How many of us have smothered the base and have actually been waiting for the ball to arrive, and have absolutely no idea that the fielder misplayed the ball and there was not going to be a play at the base. By watching the ball being fielded and then allowing the release of the ball to guide us to the play at the base, we have readied ourselves for the impending play.

If we have sufficient depth from the base, we get to see, in some way, what Grandma is seeing, namely the whole play in its development. Our call can then be made with minimal to no body and eye movement to confuse or alter the view.

Whether we are at first base, in the A position, or second and third, in the B and C positions, angle and distance are always important. An illusion that always intrigues me is the comment from fans and coaches that we are too far away from the play. A particular play in a Little League (Majors) baseball game is the call we must make from the C position, when the ball is fielded to first base. Ump, you are too far away to see it. In actuality, we are probably no more than 75 feet from the call, and if we were making that call at first base in an upper level game from the B position, nothing would be said. The distance is probably the same.

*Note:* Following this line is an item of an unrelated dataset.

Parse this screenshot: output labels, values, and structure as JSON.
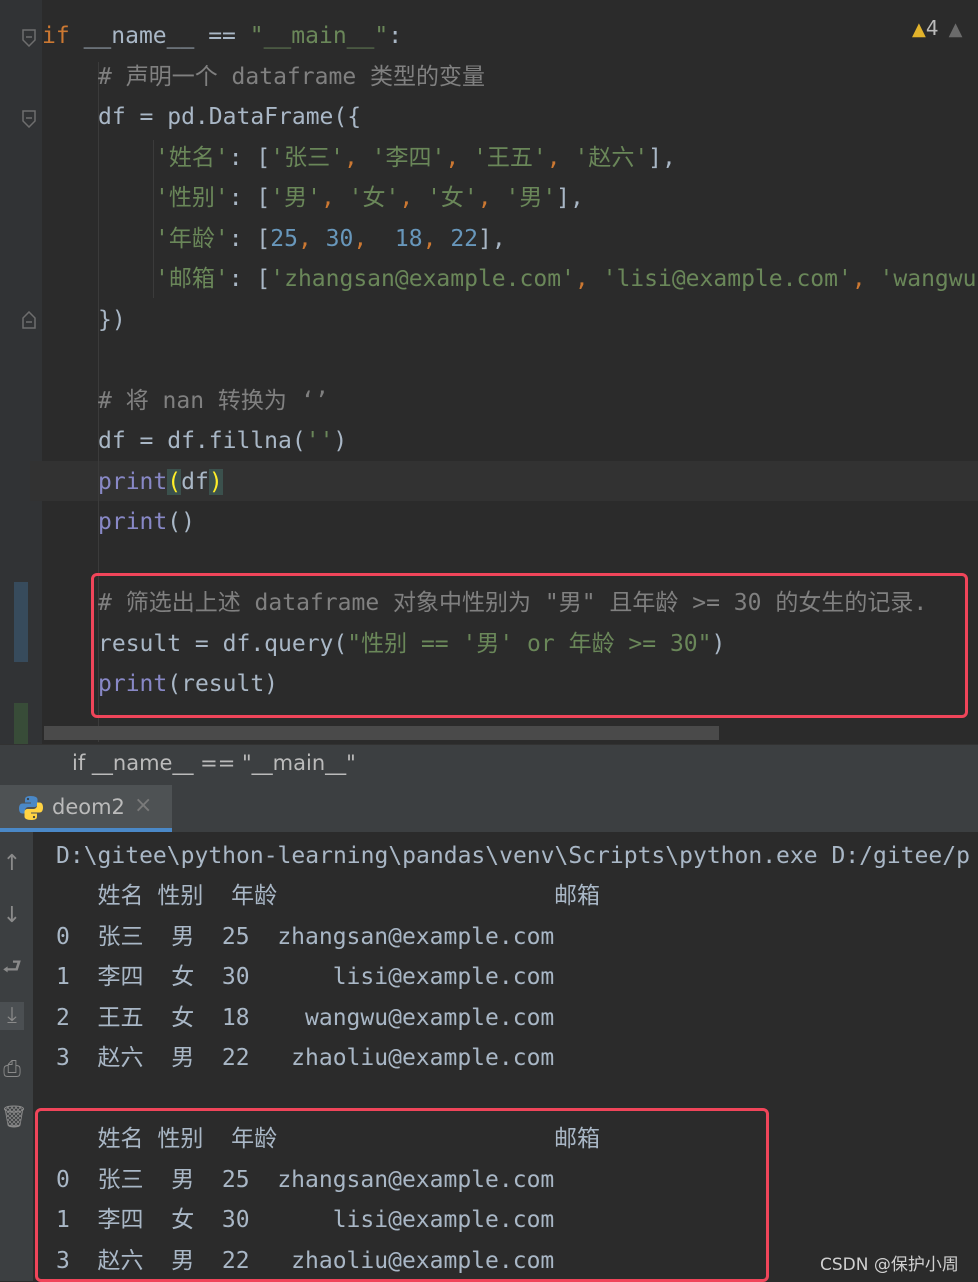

The same philosophy can be used behind the plate. Don’t smother the catcher. Be able to see both sides of the plate. A good tool to use is to place a baseball in the front corners of the plate and the rear corners, and set up in our position. Can we see all four balls from where we are positioned? If not, we need to adjust our position, or stance, or both, to allow us to accomplish what we are trying to see. Head height can assist us in this situation. Rise up a bit, move outside a bit, but see the plate. Catchers can be our best friends and worst enemies at the same time. Excessive movement by the catcher, standing up on all pitches, and failure to catch the ball, can make for a long evening. But, unfortunately, we have to deal with it and the only person we can ask to move is ourselves.

Be flexible, be in condition, and be ready. The season is only a few short months away. Say hi to Grandma for me. We go back a long way.

By Mike Lantiere
Eastern Region Umpire-In-Chief